“The term ‘Lucky’ seemed to be the opposite of what everyone felt at the time,” adds Scott, “so it was this radical positivity. Let’s make something out of the misery we’re collectively experiencing and turn it into this fun, big song that gives the middle finger to what we’re going through.”
How ‘Lucky’ Came Together
To audiences, it seems like the song comes together overnight, but for Leland and Scott, the process can take months, especially when you factor in that they don’t get to see it performed until a year after the fact.
“A month out from filming, we’ll start working on the songs,” says Leland. “It depends on the season. For the UK, we’ll work on songs a year before they air. We try to get the basic structure down and tweak it little by little that by the time the queens put in their headphones and listen to it on their iPods—it is funny, catchy, and if they do their part, it’s something for them to take and shine with.”
Through the creative process, Scott and Leland break the song down into its core elements and sing melodies over what they do, with expert guidance from Ru and Tom Campbell.
“We’ll sit in a room together, yell at each other, maybe fight a little bit, and whoever wins the fight gets the next idea greenlit,” laughs Scott. “We’ll listen to things and reference favorite songs. The Motown 1-4-5 blues experience allowed both of us to shine as musicians on top of being songwriters. Brett’s [Leland] a great piano player, I’m a guitar player. We got to make a more organic track as opposed to some of the pop stuff we do and orchestra stuff we do.”
With iterations of RuPaul’s Drag Race happening year round now, Scott and Leland are busy. But even though there’s so much space between writing the song and the queens performing it, Scott sees it as a benefit.
“What’s really nice is to step away from it for a while and reexperience the whole thing over again,” says Scott. “It’s one of the most satisfying aspects working on the show. You really forget what you did a year ago, because you’ve been doing so much since then, since we’re working constantly.”

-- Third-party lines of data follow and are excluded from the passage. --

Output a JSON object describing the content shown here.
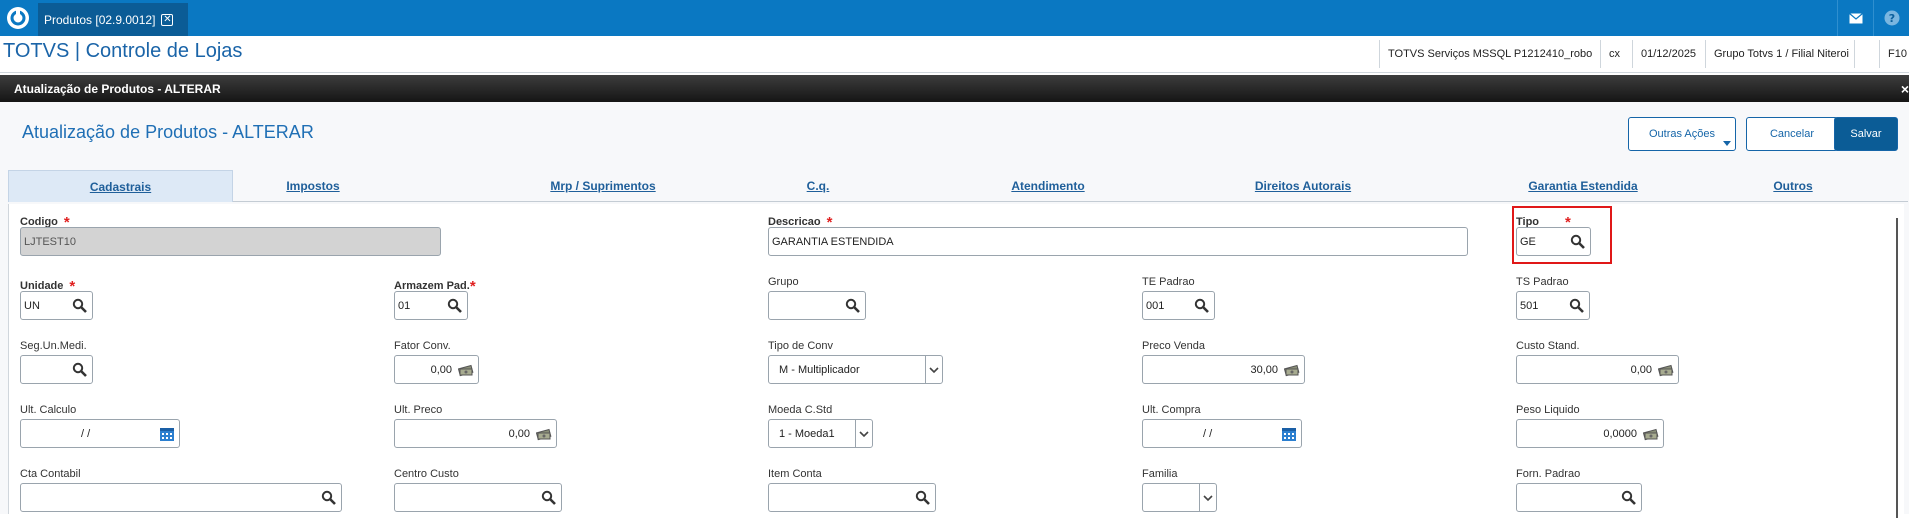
{
  "topbar": {
    "tab_label": "Produtos [02.9.0012]",
    "tab_close": "✕"
  },
  "appbar": {
    "title": "TOTVS | Controle de Lojas",
    "env": "TOTVS Serviços MSSQL P1212410_robo",
    "user": "cx",
    "date": "01/12/2025",
    "branch": "Grupo Totvs 1 / Filial Niteroi",
    "shortcut": "F10"
  },
  "window": {
    "title": "Atualização de Produtos - ALTERAR",
    "close": "×"
  },
  "form": {
    "title": "Atualização de Produtos - ALTERAR",
    "actions": {
      "more": "Outras Ações",
      "cancel": "Cancelar",
      "save": "Salvar"
    },
    "tabs": [
      "Cadastrais",
      "Impostos",
      "Mrp / Suprimentos",
      "C.q.",
      "Atendimento",
      "Direitos Autorais",
      "Garantia Estendida",
      "Outros"
    ],
    "fields": {
      "codigo": {
        "label": "Codigo",
        "value": "LJTEST10"
      },
      "descricao": {
        "label": "Descricao",
        "value": "GARANTIA ESTENDIDA"
      },
      "tipo": {
        "label": "Tipo",
        "value": "GE"
      },
      "unidade": {
        "label": "Unidade",
        "value": "UN"
      },
      "armazem": {
        "label": "Armazem Pad.",
        "value": "01"
      },
      "grupo": {
        "label": "Grupo",
        "value": ""
      },
      "te_padrao": {
        "label": "TE Padrao",
        "value": "001"
      },
      "ts_padrao": {
        "label": "TS Padrao",
        "value": "501"
      },
      "seg_un": {
        "label": "Seg.Un.Medi.",
        "value": ""
      },
      "fator_conv": {
        "label": "Fator Conv.",
        "value": "0,00"
      },
      "tipo_conv": {
        "label": "Tipo de Conv",
        "value": "M - Multiplicador"
      },
      "preco_venda": {
        "label": "Preco Venda",
        "value": "30,00"
      },
      "custo_stand": {
        "label": "Custo Stand.",
        "value": "0,00"
      },
      "ult_calculo": {
        "label": "Ult. Calculo",
        "value": "/ /"
      },
      "ult_preco": {
        "label": "Ult. Preco",
        "value": "0,00"
      },
      "moeda": {
        "label": "Moeda C.Std",
        "value": "1 - Moeda1"
      },
      "ult_compra": {
        "label": "Ult. Compra",
        "value": "/ /"
      },
      "peso": {
        "label": "Peso Liquido",
        "value": "0,0000"
      },
      "cta_contabil": {
        "label": "Cta Contabil",
        "value": ""
      },
      "centro_custo": {
        "label": "Centro Custo",
        "value": ""
      },
      "item_conta": {
        "label": "Item Conta",
        "value": ""
      },
      "familia": {
        "label": "Familia",
        "value": ""
      },
      "forn_padrao": {
        "label": "Forn. Padrao",
        "value": ""
      }
    },
    "required_marker": "*"
  },
  "colors": {
    "brand": "#0a78c2",
    "highlight": "#e01818",
    "required": "#e02020"
  }
}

‘It’s Always a Wild Card’
Not only do they have to write a song, but what they put forth isn’t really finished until the queens add their verses to it. Leland describes the prospective drag race superstars as living up to their superstar name when it comes to this.
“It’s always a wild card, because you don’t know what you’re going to get. But each season that this show is on, the queens know what to expect and they bring a level of professionalism. A lot of them are releasing music prior and after their season airs, so they are songwriters and they are artists in their own right.”
The episode on the show where Leland and Scott work with the queens is their small window to get the best performance out of them, which they quickly turn around in a matter of hours, where Scott is hunkered down editing the vocals. Sometimes that day or the next day the queens are expected to perform these songs.
“There’s this super-concentrated moment of absolute pure talent that we have to pull from the queens and they have to pull from us honestly,” says Scott. “Working together to do something we didn’t predict. We don’t know what they’re going to bring. That adds an unpredictability to the song and a challenge as a songwriter because you haven’t planned what’s going to be in your song.”
But in the end, they can usually tell the end product has been a success when they look at the queens’ faces.
“It’s nice to see when the queens walk out on the main stage, and we see it on their faces, there’s a sense of relief, because they know it’s our job to bring out the best in them,” says Leland.
Megan McLachlan is a freelance writer that lives in Pittsburgh, PA. Her work has appeared in Buzzfeed, Cosmopolitan, The Cut, Paste, the Pittsburgh Post-Gazette, Thrillist, and The Washington Post. Follow her on Twitter at @heydudemeg.